“Our community is both much bigger and far more diverse than people give it credit for,’’ said Chris Wade, the chairman of the Surfrider Foundation’s New York City chapter and one of the organizers of Saturday’s protest. “The average outsider who doesn’t surf has stereotypical ideas of who a surfer is and where they live and we defy those stereotypes here in New York.”
Chris is right and he's also a classic example of someone who defies the surfer stereotype - he was an infantry officer in the Marines, he has an Ivy League education, he has a Masters in History from Duke University, he's a teacher and a very active volunteer for the Surfrider Foundation.
He's also not alone and its also not only a phenomenon in New York.

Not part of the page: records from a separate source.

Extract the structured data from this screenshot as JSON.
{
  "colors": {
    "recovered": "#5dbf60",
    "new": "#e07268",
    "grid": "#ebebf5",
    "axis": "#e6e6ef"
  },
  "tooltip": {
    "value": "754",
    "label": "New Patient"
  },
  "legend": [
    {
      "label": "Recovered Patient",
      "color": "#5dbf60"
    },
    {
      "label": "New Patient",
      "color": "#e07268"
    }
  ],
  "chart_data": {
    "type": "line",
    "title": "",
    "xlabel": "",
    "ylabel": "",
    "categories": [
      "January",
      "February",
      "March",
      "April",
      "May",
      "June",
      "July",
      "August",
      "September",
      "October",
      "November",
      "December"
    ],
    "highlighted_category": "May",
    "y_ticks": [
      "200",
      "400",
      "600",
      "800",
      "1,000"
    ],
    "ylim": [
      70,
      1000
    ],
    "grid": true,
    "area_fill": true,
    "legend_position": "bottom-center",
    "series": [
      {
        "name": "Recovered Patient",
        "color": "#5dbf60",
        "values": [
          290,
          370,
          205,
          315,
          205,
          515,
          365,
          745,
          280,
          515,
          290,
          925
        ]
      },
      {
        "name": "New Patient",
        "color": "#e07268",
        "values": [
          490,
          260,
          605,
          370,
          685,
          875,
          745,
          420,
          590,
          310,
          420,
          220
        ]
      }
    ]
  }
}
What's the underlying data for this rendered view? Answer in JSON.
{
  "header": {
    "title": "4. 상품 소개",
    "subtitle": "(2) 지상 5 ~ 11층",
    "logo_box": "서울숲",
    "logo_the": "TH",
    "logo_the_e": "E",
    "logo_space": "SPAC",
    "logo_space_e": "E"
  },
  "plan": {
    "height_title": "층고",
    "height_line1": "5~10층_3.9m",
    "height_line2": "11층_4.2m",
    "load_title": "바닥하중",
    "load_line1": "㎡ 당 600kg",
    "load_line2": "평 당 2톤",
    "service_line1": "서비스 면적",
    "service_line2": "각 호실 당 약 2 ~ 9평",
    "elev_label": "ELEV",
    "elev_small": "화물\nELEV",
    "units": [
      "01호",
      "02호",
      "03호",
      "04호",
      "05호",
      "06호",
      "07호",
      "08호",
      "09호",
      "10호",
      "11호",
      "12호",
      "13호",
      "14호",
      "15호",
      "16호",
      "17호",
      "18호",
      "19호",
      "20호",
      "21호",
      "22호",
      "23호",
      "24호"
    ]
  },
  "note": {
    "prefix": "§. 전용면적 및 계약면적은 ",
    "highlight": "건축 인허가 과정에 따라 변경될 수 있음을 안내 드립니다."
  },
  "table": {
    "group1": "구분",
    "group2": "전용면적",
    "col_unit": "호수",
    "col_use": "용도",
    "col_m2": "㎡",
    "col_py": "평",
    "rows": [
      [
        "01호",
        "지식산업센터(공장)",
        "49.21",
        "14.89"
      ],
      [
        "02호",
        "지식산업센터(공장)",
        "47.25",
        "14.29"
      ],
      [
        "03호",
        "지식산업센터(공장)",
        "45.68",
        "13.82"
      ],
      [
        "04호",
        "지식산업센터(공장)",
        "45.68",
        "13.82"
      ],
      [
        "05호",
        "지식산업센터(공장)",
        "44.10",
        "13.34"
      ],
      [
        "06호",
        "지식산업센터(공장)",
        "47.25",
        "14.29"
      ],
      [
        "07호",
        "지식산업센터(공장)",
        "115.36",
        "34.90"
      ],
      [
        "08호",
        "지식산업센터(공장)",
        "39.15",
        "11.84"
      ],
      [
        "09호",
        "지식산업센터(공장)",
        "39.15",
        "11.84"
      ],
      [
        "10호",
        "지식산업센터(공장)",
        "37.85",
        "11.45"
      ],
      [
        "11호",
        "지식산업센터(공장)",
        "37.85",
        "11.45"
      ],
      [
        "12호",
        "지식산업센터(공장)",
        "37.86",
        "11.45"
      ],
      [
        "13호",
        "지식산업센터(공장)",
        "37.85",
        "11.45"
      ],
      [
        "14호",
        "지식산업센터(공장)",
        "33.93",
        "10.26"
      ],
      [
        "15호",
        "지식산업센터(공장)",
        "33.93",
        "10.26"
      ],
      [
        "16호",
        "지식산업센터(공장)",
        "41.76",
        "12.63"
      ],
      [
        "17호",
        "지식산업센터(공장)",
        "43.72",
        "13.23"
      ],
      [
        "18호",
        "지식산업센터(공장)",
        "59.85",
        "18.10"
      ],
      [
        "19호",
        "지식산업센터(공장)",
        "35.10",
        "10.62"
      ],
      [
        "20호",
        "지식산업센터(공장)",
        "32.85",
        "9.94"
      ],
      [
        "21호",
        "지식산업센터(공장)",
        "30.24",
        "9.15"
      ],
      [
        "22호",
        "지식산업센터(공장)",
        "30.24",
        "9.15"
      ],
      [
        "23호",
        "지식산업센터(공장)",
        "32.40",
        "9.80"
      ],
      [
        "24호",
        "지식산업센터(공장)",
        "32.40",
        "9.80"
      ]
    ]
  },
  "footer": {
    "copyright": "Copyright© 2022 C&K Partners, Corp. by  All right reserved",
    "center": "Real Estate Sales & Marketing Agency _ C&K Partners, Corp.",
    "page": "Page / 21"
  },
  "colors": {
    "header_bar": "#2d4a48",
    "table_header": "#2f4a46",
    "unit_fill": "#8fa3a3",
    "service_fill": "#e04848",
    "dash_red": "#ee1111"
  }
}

A paper I wrote on the socioeconomics of surfers Trestles in Southern California had similar findings - surfers tend to be fully employed, well educated and earn high incomes. They essential reflect the communities they come from - that probably shouldn't be a surprise.
To help better understand who surfer's are, Surf First has launched a national survey of surfers to better understand their demographics, surfing habitats and economic impacts to coastal communities. You can check out the survey here.